Thursday, June 16, 2016

Daylight-Twilight-Astronomical Maps

Here is my collection of maps showing length of daylight and twilight. They are in no particular order.


















Hours of daylight on the winter solstice.






Difference between the hours of daylight on the summer solstice and the winter solstice.


Difference between the hours of daylight on the summer solstice and the winter solstice (Alaska focus).

Summer solstice sunset (local time).

Date of earliest sunrise and latest sunset in summer.


Date of earliest sunset and latest sunrise in winter 2015-2016.


Date of latest sunrise and earliest sunset by latitude.


Hours of daylight on the summer solstice.

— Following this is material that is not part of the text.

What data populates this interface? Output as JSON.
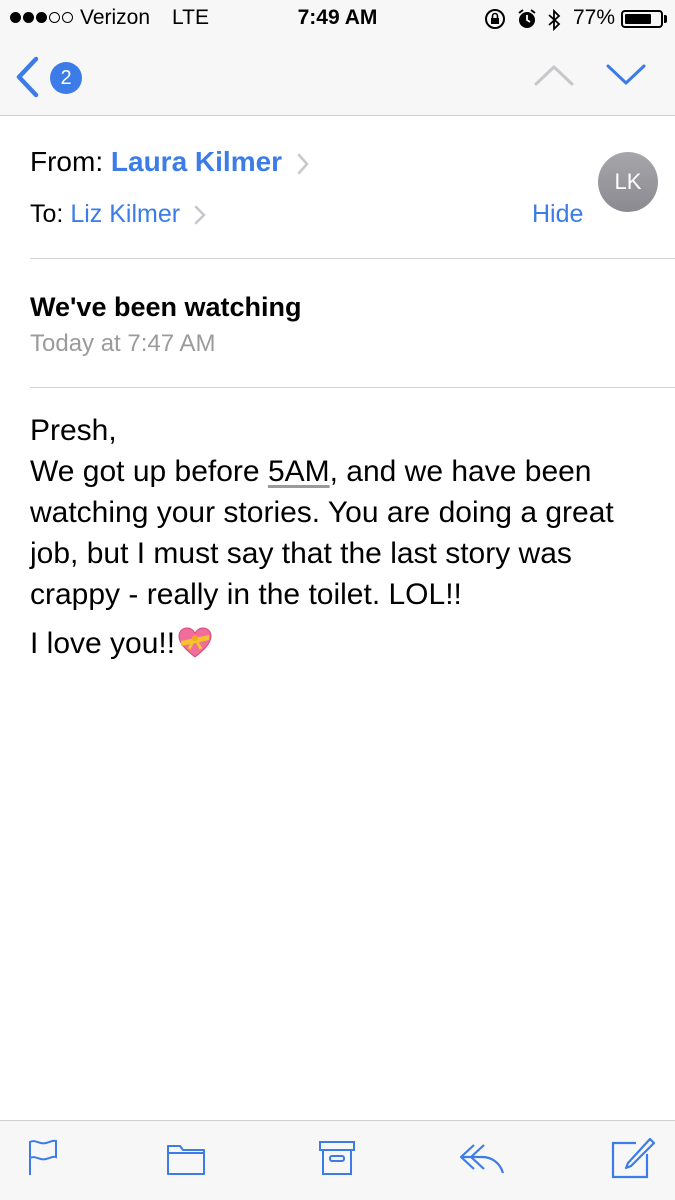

Hours of daylight plus civil twilight on the summer solstice.


Average length of daylight plus civil twilight for all days of the year.


Average length of daylight plus civil twilight for all days of the year. Same as Fig. 6 but a N. America perspective and slightly different map categories.


Average length of daylight plus civil twilight for all days of the year. Same as Fig. 6 and Fig 7 but an Alaska-centered perspective.


Average length of daylight for all days of the year.


Average annual hours of 1) daylight and 2) daylight plus civil twilight by latitude in the northern hemisphere.


Number of days per year wit 24 hours of daylight.


Number of days per year wit 24 hours of daylight plus civil twilight.


Hours of daylight on the summer solstice. Northern Hemisphere perspective.